+++ Data provided

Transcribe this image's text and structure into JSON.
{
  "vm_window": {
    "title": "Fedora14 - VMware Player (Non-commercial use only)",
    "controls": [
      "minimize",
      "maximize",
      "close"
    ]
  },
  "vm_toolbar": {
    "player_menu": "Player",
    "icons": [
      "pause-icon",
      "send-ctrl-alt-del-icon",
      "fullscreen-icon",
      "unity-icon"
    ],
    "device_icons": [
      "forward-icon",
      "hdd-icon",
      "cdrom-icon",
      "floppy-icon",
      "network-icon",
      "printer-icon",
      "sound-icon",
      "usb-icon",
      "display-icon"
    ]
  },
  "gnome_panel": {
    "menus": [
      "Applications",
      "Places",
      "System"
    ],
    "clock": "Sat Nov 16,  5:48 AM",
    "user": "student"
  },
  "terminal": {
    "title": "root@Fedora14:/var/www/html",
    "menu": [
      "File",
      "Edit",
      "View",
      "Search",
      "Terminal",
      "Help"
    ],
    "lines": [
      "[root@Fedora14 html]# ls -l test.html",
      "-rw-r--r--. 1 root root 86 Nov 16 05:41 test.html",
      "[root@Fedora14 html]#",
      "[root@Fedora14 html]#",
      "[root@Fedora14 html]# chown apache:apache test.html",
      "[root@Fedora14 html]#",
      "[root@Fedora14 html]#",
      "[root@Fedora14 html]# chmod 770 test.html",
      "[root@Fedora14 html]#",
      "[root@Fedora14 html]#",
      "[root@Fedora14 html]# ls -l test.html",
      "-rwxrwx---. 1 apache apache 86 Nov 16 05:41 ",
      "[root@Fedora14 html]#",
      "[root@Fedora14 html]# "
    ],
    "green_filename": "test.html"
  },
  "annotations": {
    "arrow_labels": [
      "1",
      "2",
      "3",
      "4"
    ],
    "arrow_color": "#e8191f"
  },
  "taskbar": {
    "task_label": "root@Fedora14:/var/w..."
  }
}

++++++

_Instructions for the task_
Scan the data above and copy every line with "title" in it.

_Task response_
    "title": "Fedora14 - VMware Player (Non-commercial use only)",
    "title": "root@Fedora14:/var/www/html",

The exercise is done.